Pirrotta agreed with her, pointing out how much of a commitment 15 years is: “I was in college when this started with time to sit in a computer lab. All of us have jobs and kids and responsibilities now. We stayed true to our vision, didn’t sell the website for millions when offered, and we can all feel good about that.”
Thomas offered more practical reasons: “We made a commitment to not make a profit and to give the money away to charity if we did. We accomplished that and I’m proud that we kept the site pure. Plus, Star Wars is back, so we can all follow our true love again. Remember, TORn was just an ode to The Force dot net anyway.”
Could the Disney theme parks be the next potential location for a Lord of the Rings-themed attraction? We reported back in January and also in February that tongues were wagging about a possible Middle-earth theme park partnership between Warner Brothers and Universal. There was even documentation that the Saul Zaentz Company had registered “several uses for Middle-earth properties that includes theme parks.” But those rumors seemed to have fizzled.
Now it seems that, “Disney and Warner Brothers have either signed or are very close to singing an agreement that will bring “The Lord of the Rings” and “The Hobbit” movie-inspired areas to the Disney Parks.” WDW News Today is reporting that the partnership has been in the works since late last year and is now practically a fait accompli. The story claims that Disney may incorporate a Middle-earth attraction as part of an overhaul at the California Adventure park in Anaheim, CA. It also suggests that Disney may be looking for Hobbits to give them an edge over Hogwarts in order to compete with the Wizarding World of Harry Potter area at Universal Studio’s theme park.
WDW News today says, “As with any rumor, you should take this with a grain of salt until it is actually announced.” Is it likely that Disney would be able to overcome the hurdles that have hung up similar ventures? That they could overcome the long-held anti-Disney prejudice from within the Tolkien Estate itself? TORn staffer Demosthenes points out Tolkien’s Letter #13, where he famously insisted that he would “veto anything from or influenced by the Disney Studios (for all whose works I have a heartfelt loathing).”

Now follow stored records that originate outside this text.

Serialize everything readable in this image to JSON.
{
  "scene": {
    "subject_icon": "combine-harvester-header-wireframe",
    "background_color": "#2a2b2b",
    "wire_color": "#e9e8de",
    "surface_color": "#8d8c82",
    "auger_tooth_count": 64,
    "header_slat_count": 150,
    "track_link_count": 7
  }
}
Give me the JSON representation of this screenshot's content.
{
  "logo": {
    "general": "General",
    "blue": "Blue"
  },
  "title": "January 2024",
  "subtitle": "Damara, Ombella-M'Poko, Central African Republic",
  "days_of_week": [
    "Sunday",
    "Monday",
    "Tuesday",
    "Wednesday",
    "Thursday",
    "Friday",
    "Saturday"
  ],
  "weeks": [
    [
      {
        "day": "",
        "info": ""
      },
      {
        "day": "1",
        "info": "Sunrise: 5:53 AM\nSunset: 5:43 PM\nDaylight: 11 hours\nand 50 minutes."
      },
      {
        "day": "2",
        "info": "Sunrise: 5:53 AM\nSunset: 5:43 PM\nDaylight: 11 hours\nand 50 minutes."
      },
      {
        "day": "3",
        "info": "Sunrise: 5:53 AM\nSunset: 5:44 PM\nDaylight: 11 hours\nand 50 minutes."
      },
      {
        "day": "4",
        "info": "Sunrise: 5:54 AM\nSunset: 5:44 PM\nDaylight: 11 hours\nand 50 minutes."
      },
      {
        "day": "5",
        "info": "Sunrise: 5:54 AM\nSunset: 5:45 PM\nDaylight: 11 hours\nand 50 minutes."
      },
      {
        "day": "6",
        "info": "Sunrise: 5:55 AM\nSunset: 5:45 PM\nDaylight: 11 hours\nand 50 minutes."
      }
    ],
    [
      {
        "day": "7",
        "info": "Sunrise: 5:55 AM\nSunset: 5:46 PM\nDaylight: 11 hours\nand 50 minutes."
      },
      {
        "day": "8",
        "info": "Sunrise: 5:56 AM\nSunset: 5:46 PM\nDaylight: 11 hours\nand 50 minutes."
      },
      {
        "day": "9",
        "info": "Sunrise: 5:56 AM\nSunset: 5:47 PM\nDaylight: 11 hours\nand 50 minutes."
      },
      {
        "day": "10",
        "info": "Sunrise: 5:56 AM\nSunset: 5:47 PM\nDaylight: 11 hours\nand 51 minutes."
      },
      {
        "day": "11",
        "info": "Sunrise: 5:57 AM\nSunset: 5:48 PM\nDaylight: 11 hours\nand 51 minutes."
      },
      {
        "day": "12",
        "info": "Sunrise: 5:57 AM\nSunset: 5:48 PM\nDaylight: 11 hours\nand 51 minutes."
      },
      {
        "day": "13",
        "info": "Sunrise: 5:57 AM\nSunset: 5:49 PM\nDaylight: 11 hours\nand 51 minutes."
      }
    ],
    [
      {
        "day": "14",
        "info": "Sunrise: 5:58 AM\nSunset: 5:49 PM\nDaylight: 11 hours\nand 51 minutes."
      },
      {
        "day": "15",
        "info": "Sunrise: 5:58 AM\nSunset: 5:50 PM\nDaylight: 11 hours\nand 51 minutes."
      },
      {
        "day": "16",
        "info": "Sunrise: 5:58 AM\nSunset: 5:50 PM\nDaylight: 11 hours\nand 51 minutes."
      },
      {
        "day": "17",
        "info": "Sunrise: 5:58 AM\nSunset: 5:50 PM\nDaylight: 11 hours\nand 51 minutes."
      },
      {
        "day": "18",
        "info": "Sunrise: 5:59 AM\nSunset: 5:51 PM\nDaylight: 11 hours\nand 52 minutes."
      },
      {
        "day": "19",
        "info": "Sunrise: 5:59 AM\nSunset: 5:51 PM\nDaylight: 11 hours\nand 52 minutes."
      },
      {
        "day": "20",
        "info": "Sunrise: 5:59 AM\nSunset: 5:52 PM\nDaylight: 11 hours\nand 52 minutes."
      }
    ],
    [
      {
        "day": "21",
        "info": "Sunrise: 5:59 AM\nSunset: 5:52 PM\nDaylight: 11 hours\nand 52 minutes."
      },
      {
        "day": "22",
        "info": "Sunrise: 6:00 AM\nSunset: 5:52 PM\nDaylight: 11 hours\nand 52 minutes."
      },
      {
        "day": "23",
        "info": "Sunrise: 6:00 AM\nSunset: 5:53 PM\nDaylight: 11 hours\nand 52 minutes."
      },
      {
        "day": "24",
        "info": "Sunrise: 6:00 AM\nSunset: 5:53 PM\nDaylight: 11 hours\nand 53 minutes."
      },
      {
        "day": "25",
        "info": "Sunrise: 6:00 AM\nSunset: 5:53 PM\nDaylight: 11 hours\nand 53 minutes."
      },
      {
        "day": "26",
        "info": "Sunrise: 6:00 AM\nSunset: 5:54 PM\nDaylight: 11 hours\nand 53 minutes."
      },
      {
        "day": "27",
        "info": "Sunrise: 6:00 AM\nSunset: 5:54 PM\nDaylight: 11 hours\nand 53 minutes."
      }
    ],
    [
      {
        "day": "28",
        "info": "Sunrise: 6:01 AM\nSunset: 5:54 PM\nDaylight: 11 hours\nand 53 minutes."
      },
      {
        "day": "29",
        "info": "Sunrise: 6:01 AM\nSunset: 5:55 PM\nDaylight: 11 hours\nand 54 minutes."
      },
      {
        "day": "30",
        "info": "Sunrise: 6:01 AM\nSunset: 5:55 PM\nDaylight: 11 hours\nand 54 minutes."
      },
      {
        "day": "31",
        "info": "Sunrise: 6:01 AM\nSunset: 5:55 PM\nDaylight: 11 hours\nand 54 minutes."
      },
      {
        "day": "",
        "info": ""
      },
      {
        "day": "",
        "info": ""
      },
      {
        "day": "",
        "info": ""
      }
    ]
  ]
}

Additionally, should the supposed negotiations be happening on the studio level, making an end-run around the Tolkien Estate, it seems unlikely that Warner Brothers would be keen to work together after Disney stole Oz out from under them when they released Oz the Great and Powerful earlier this year. “The Walt Disney Company did not own rights to the original 1939 The Wizard of Oz movie but moved stealthily to mount an audacious raid on the story and leave a rival studio flat-footed.”
But perhaps TheOneRing.net’s April Fools’ story this year was actually prescient and we will enter an era where Hobbit feet and Mouse ears can coexist in one big glorious theme park universe. Or maybe we’ll all just have to aspire to visit the real Hobbiton for a while longer.